"""
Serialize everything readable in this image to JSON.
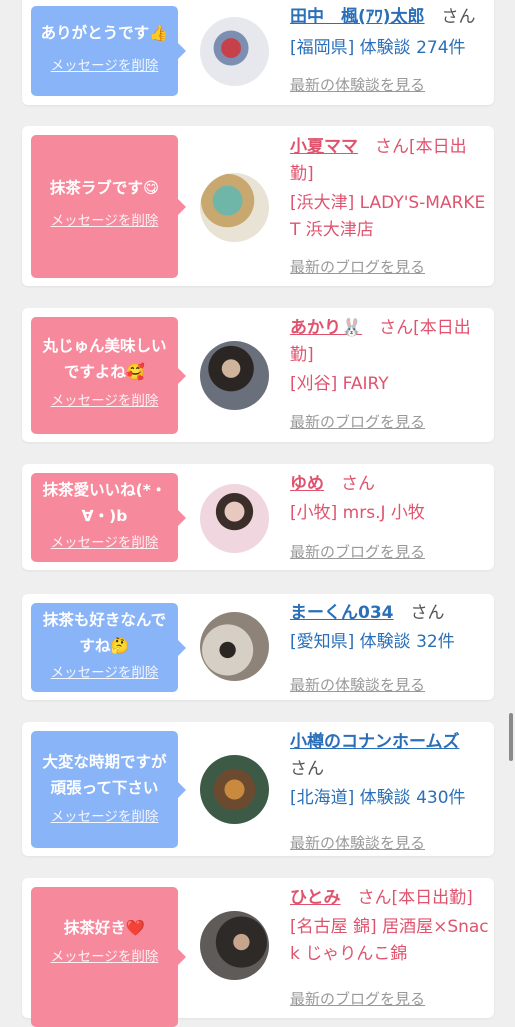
{
  "items": [
    {
      "message": "ありがとうです👍",
      "delete_label": "メッセージを削除",
      "bubble_color": "blue",
      "name": "田中　楓(ｱﾜ)太郎",
      "name_suffix": "さん",
      "detail": "[福岡県] 体験談 274件",
      "link": "最新の体験談を見る"
    },
    {
      "message": "抹茶ラブです😋",
      "delete_label": "メッセージを削除",
      "bubble_color": "pink",
      "name": "小夏ママ",
      "name_suffix": "さん[本日出勤]",
      "detail": "[浜大津] LADY'S-MARKET 浜大津店",
      "link": "最新のブログを見る"
    },
    {
      "message": "丸じゅん美味しいですよね🥰",
      "delete_label": "メッセージを削除",
      "bubble_color": "pink",
      "name": "あかり🐰",
      "name_suffix": "さん[本日出勤]",
      "detail": "[刈谷] FAIRY",
      "link": "最新のブログを見る"
    },
    {
      "message": "抹茶愛いいね(*・∀・)b",
      "delete_label": "メッセージを削除",
      "bubble_color": "pink",
      "name": "ゆめ",
      "name_suffix": "さん",
      "detail": "[小牧] mrs.J 小牧",
      "link": "最新のブログを見る"
    },
    {
      "message": "抹茶も好きなんですね🤔",
      "delete_label": "メッセージを削除",
      "bubble_color": "blue",
      "name": "まーくん034",
      "name_suffix": "さん",
      "detail": "[愛知県] 体験談 32件",
      "link": "最新の体験談を見る"
    },
    {
      "message": "大変な時期ですが頑張って下さい",
      "delete_label": "メッセージを削除",
      "bubble_color": "blue",
      "name": "小樽のコナンホームズ",
      "name_suffix": "さん",
      "detail": "[北海道] 体験談 430件",
      "link": "最新の体験談を見る"
    },
    {
      "message": "抹茶好き❤️",
      "delete_label": "メッセージを削除",
      "bubble_color": "pink",
      "name": "ひとみ",
      "name_suffix": "さん[本日出勤]",
      "detail": "[名古屋 錦] 居酒屋×Snack じゃりんこ錦",
      "link": "最新のブログを見る"
    }
  ],
  "colors": {
    "blue_bubble": "#8ab4f8",
    "pink_bubble": "#f7899d",
    "blue_text": "#2a6fb8",
    "pink_text": "#e0536e"
  }
}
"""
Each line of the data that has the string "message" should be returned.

Solution to this exercise:
      "message": "ありがとうです👍",
      "message": "抹茶ラブです😋",
      "message": "丸じゅん美味しいですよね🥰",
      "message": "抹茶愛いいね(*・∀・)b",
      "message": "抹茶も好きなんですね🤔",
      "message": "大変な時期ですが頑張って下さい",
      "message": "抹茶好き❤️",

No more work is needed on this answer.